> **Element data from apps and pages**

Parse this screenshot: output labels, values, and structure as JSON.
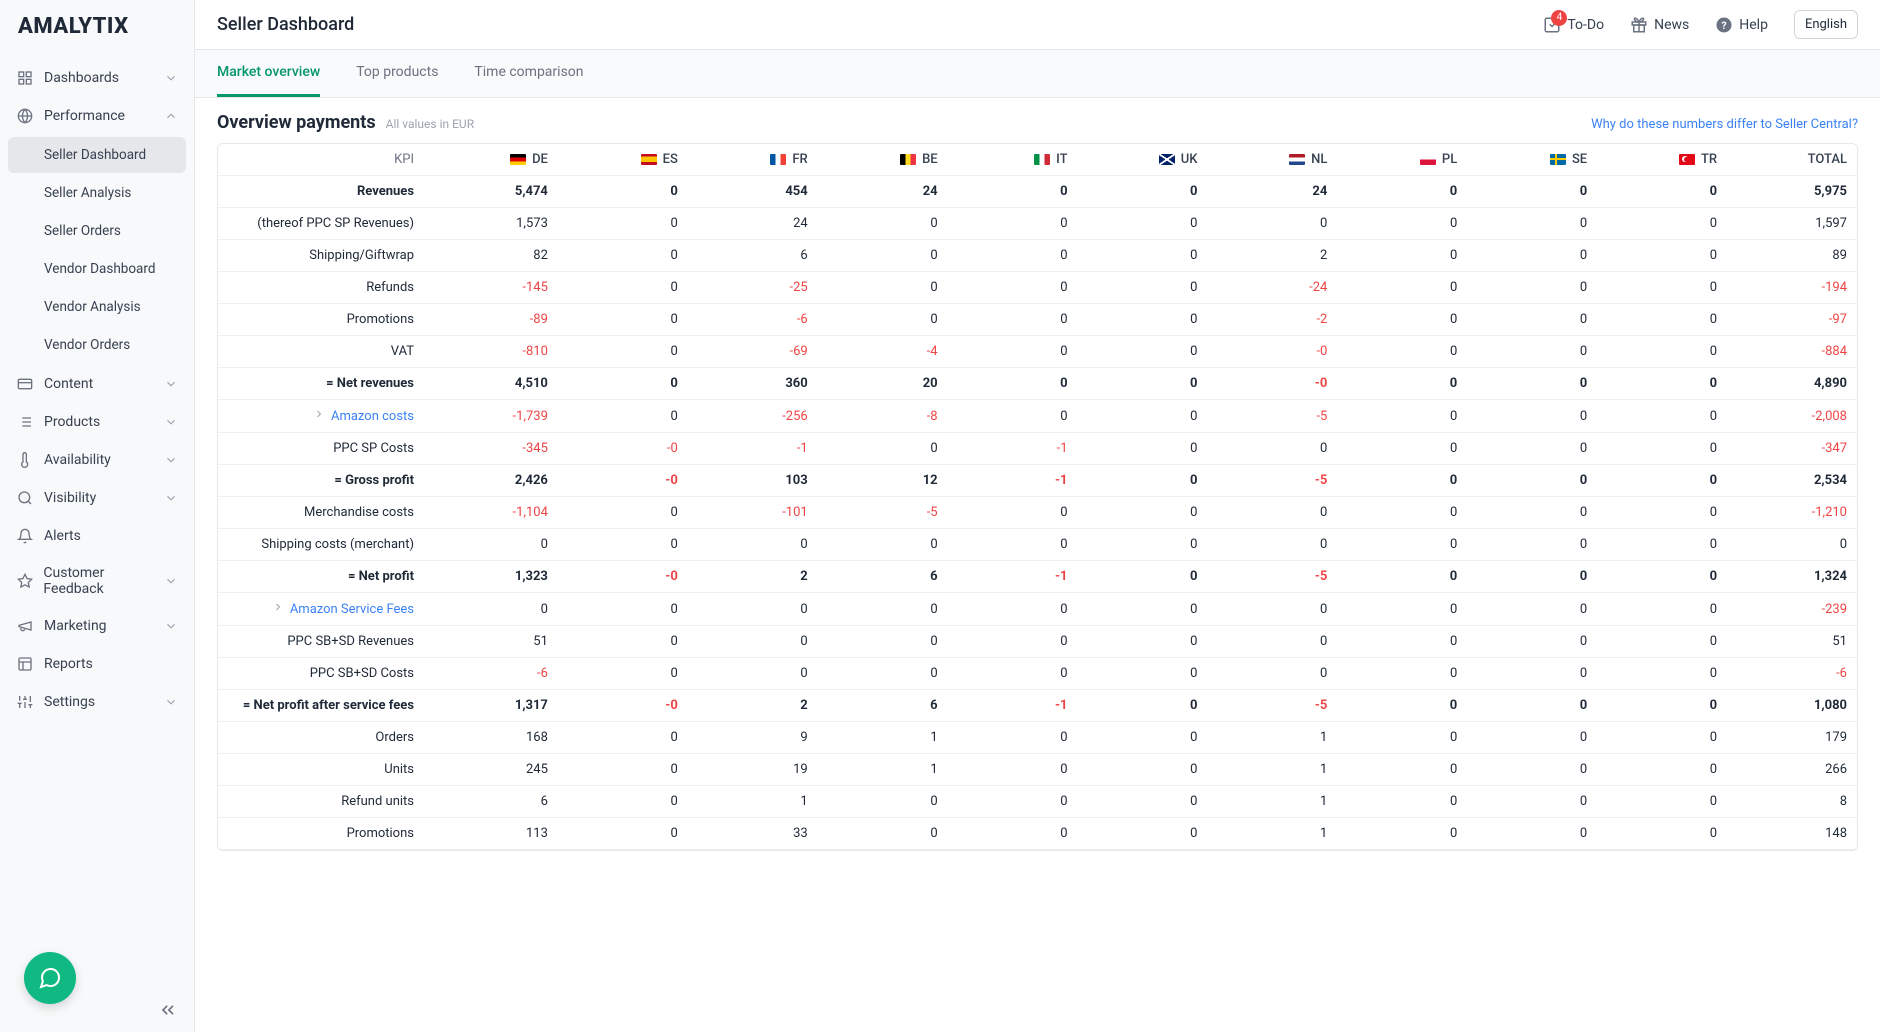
{
  "brand": "AMALYTIX",
  "header": {
    "title": "Seller Dashboard",
    "todo": {
      "label": "To-Do",
      "badge": "4"
    },
    "news": "News",
    "help": "Help",
    "language": "English"
  },
  "sidebar": {
    "items": [
      {
        "label": "Dashboards",
        "icon": "dashboard-icon",
        "expandable": true,
        "expanded": false
      },
      {
        "label": "Performance",
        "icon": "globe-icon",
        "expandable": true,
        "expanded": true,
        "children": [
          {
            "label": "Seller Dashboard",
            "active": true
          },
          {
            "label": "Seller Analysis"
          },
          {
            "label": "Seller Orders"
          },
          {
            "label": "Vendor Dashboard"
          },
          {
            "label": "Vendor Analysis"
          },
          {
            "label": "Vendor Orders"
          }
        ]
      },
      {
        "label": "Content",
        "icon": "card-icon",
        "expandable": true
      },
      {
        "label": "Products",
        "icon": "list-icon",
        "expandable": true
      },
      {
        "label": "Availability",
        "icon": "thermometer-icon",
        "expandable": true
      },
      {
        "label": "Visibility",
        "icon": "search-icon",
        "expandable": true
      },
      {
        "label": "Alerts",
        "icon": "bell-icon"
      },
      {
        "label": "Customer Feedback",
        "icon": "star-icon",
        "expandable": true
      },
      {
        "label": "Marketing",
        "icon": "megaphone-icon",
        "expandable": true
      },
      {
        "label": "Reports",
        "icon": "table-icon"
      },
      {
        "label": "Settings",
        "icon": "sliders-icon",
        "expandable": true
      }
    ]
  },
  "tabs": [
    {
      "label": "Market overview",
      "active": true
    },
    {
      "label": "Top products"
    },
    {
      "label": "Time comparison"
    }
  ],
  "section": {
    "title": "Overview payments",
    "subtitle": "All values in EUR",
    "infoLink": "Why do these numbers differ to Seller Central?"
  },
  "columns": [
    {
      "key": "kpi",
      "label": "KPI"
    },
    {
      "key": "de",
      "label": "DE",
      "flag": "flag-de"
    },
    {
      "key": "es",
      "label": "ES",
      "flag": "flag-es"
    },
    {
      "key": "fr",
      "label": "FR",
      "flag": "flag-fr"
    },
    {
      "key": "be",
      "label": "BE",
      "flag": "flag-be"
    },
    {
      "key": "it",
      "label": "IT",
      "flag": "flag-it"
    },
    {
      "key": "uk",
      "label": "UK",
      "flag": "flag-uk"
    },
    {
      "key": "nl",
      "label": "NL",
      "flag": "flag-nl"
    },
    {
      "key": "pl",
      "label": "PL",
      "flag": "flag-pl"
    },
    {
      "key": "se",
      "label": "SE",
      "flag": "flag-se"
    },
    {
      "key": "tr",
      "label": "TR",
      "flag": "flag-tr"
    },
    {
      "key": "total",
      "label": "TOTAL"
    }
  ],
  "rows": [
    {
      "kpi": "Revenues",
      "bold": true,
      "v": [
        "5,474",
        "0",
        "454",
        "24",
        "0",
        "0",
        "24",
        "0",
        "0",
        "0",
        "5,975"
      ]
    },
    {
      "kpi": "(thereof PPC SP Revenues)",
      "v": [
        "1,573",
        "0",
        "24",
        "0",
        "0",
        "0",
        "0",
        "0",
        "0",
        "0",
        "1,597"
      ]
    },
    {
      "kpi": "Shipping/Giftwrap",
      "v": [
        "82",
        "0",
        "6",
        "0",
        "0",
        "0",
        "2",
        "0",
        "0",
        "0",
        "89"
      ]
    },
    {
      "kpi": "Refunds",
      "neg": [
        0,
        2,
        6,
        10
      ],
      "v": [
        "-145",
        "0",
        "-25",
        "0",
        "0",
        "0",
        "-24",
        "0",
        "0",
        "0",
        "-194"
      ]
    },
    {
      "kpi": "Promotions",
      "neg": [
        0,
        2,
        6,
        10
      ],
      "v": [
        "-89",
        "0",
        "-6",
        "0",
        "0",
        "0",
        "-2",
        "0",
        "0",
        "0",
        "-97"
      ]
    },
    {
      "kpi": "VAT",
      "neg": [
        0,
        2,
        3,
        6,
        10
      ],
      "v": [
        "-810",
        "0",
        "-69",
        "-4",
        "0",
        "0",
        "-0",
        "0",
        "0",
        "0",
        "-884"
      ]
    },
    {
      "kpi": "= Net revenues",
      "bold": true,
      "neg": [
        6
      ],
      "v": [
        "4,510",
        "0",
        "360",
        "20",
        "0",
        "0",
        "-0",
        "0",
        "0",
        "0",
        "4,890"
      ]
    },
    {
      "kpi": "Amazon costs",
      "link": true,
      "expand": true,
      "neg": [
        0,
        2,
        3,
        6,
        10
      ],
      "v": [
        "-1,739",
        "0",
        "-256",
        "-8",
        "0",
        "0",
        "-5",
        "0",
        "0",
        "0",
        "-2,008"
      ]
    },
    {
      "kpi": "PPC SP Costs",
      "neg": [
        0,
        1,
        2,
        4,
        10
      ],
      "v": [
        "-345",
        "-0",
        "-1",
        "0",
        "-1",
        "0",
        "0",
        "0",
        "0",
        "0",
        "-347"
      ]
    },
    {
      "kpi": "= Gross profit",
      "bold": true,
      "neg": [
        1,
        4,
        6
      ],
      "v": [
        "2,426",
        "-0",
        "103",
        "12",
        "-1",
        "0",
        "-5",
        "0",
        "0",
        "0",
        "2,534"
      ]
    },
    {
      "kpi": "Merchandise costs",
      "neg": [
        0,
        2,
        3,
        10
      ],
      "v": [
        "-1,104",
        "0",
        "-101",
        "-5",
        "0",
        "0",
        "0",
        "0",
        "0",
        "0",
        "-1,210"
      ]
    },
    {
      "kpi": "Shipping costs (merchant)",
      "v": [
        "0",
        "0",
        "0",
        "0",
        "0",
        "0",
        "0",
        "0",
        "0",
        "0",
        "0"
      ]
    },
    {
      "kpi": "= Net profit",
      "bold": true,
      "neg": [
        1,
        4,
        6
      ],
      "v": [
        "1,323",
        "-0",
        "2",
        "6",
        "-1",
        "0",
        "-5",
        "0",
        "0",
        "0",
        "1,324"
      ]
    },
    {
      "kpi": "Amazon Service Fees",
      "link": true,
      "expand": true,
      "neg": [
        10
      ],
      "v": [
        "0",
        "0",
        "0",
        "0",
        "0",
        "0",
        "0",
        "0",
        "0",
        "0",
        "-239"
      ]
    },
    {
      "kpi": "PPC SB+SD Revenues",
      "v": [
        "51",
        "0",
        "0",
        "0",
        "0",
        "0",
        "0",
        "0",
        "0",
        "0",
        "51"
      ]
    },
    {
      "kpi": "PPC SB+SD Costs",
      "neg": [
        0,
        10
      ],
      "v": [
        "-6",
        "0",
        "0",
        "0",
        "0",
        "0",
        "0",
        "0",
        "0",
        "0",
        "-6"
      ]
    },
    {
      "kpi": "= Net profit after service fees",
      "bold": true,
      "neg": [
        1,
        4,
        6
      ],
      "v": [
        "1,317",
        "-0",
        "2",
        "6",
        "-1",
        "0",
        "-5",
        "0",
        "0",
        "0",
        "1,080"
      ]
    },
    {
      "kpi": "Orders",
      "v": [
        "168",
        "0",
        "9",
        "1",
        "0",
        "0",
        "1",
        "0",
        "0",
        "0",
        "179"
      ]
    },
    {
      "kpi": "Units",
      "v": [
        "245",
        "0",
        "19",
        "1",
        "0",
        "0",
        "1",
        "0",
        "0",
        "0",
        "266"
      ]
    },
    {
      "kpi": "Refund units",
      "v": [
        "6",
        "0",
        "1",
        "0",
        "0",
        "0",
        "1",
        "0",
        "0",
        "0",
        "8"
      ]
    },
    {
      "kpi": "Promotions",
      "v": [
        "113",
        "0",
        "33",
        "0",
        "0",
        "0",
        "1",
        "0",
        "0",
        "0",
        "148"
      ]
    }
  ]
}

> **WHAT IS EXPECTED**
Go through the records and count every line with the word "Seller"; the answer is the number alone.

> **TASK SOLUTION**
5